    While I was a JET participant, many friends that were non-JET Participants taught in private programs.  As with anything, teaching for a private corporation should include careful consideration and thoughtful critical inspection of the company just as the company inspects and interviews them. I had some friends that all of their working hours were from 4-10 at night (after school tutoring times), weekends, and holidays.  Other friends had issues with being paid or being paid what they were promised, or securing their visa.  While some colleagues taught for private programs and loved it, I just want your son to be aware as he explores all the options.

    Another option I would mention is that my cousin decided to try EFL teaching in Europe.  She participated in a six week course in Italy (that she paid for) and then stayed to teach there for almost a year.  The course gave her experience and helped place her in a teaching position.  She did already have her BA when she took the course in Italy.   She loved her time and experience there.  It is my understanding (though maybe our large forum could weigh in) that many opportunities for teaching abroad in Europe are set up in this manner (short-term teaching opportunities with a course prior to the teaching).

    I must close with saying that teaching with the JET Program was a life-changing experience for me.  I now teach ELL in public schools as well as train teachers at the graduate level to work with ELLs in public schools.

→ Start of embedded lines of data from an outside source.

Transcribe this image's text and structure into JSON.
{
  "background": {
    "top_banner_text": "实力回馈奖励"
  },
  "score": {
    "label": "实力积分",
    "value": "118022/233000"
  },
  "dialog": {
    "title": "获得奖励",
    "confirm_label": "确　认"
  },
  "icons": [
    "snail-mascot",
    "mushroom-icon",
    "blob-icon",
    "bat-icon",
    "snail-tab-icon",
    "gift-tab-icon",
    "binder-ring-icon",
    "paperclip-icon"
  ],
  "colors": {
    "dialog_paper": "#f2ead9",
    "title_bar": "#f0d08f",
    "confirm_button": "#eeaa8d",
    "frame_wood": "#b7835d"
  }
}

    All the best to your son as he figures out his path!
    Kind regards,

    Lesley Morgan
    Title III ELL Specialist, Harrison County Schools
    Adjunct Faculty, Marshall University

  • 9.  RE: Info needed about teaching adult ESL in Japan

    Posted 25-06-2017 14:42
    Thank you to everyone for the helpful comments. Your suggestions have given him a lot of paths to investigate. If he has any future questions, I'll be sure to ask here!


    Heidi Casper